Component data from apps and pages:
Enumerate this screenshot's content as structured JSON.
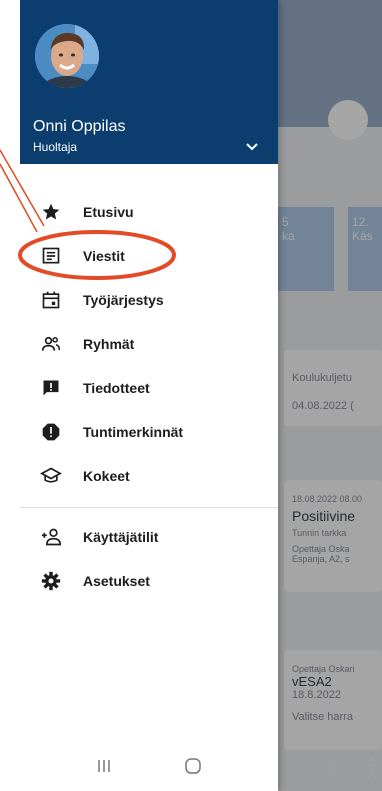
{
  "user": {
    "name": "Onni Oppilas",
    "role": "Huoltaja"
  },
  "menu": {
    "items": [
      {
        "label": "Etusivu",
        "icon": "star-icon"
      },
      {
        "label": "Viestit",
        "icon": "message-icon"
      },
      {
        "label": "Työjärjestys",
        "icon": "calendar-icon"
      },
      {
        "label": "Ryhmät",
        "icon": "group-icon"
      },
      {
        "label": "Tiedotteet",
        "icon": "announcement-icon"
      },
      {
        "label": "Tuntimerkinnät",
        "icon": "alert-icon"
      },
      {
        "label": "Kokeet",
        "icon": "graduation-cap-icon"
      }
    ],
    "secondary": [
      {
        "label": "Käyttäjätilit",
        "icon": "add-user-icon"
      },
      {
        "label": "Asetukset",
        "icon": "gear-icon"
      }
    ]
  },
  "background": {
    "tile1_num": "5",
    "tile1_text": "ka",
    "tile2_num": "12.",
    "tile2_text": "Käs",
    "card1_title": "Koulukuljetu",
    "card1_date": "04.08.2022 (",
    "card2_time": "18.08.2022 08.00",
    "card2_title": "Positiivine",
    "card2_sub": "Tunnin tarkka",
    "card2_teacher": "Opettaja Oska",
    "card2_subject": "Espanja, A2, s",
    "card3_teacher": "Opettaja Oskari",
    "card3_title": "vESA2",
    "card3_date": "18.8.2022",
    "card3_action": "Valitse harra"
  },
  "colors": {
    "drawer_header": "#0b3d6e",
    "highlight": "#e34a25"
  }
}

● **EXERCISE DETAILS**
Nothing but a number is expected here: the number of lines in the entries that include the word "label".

● **ANSWER FOR THE TASK**
9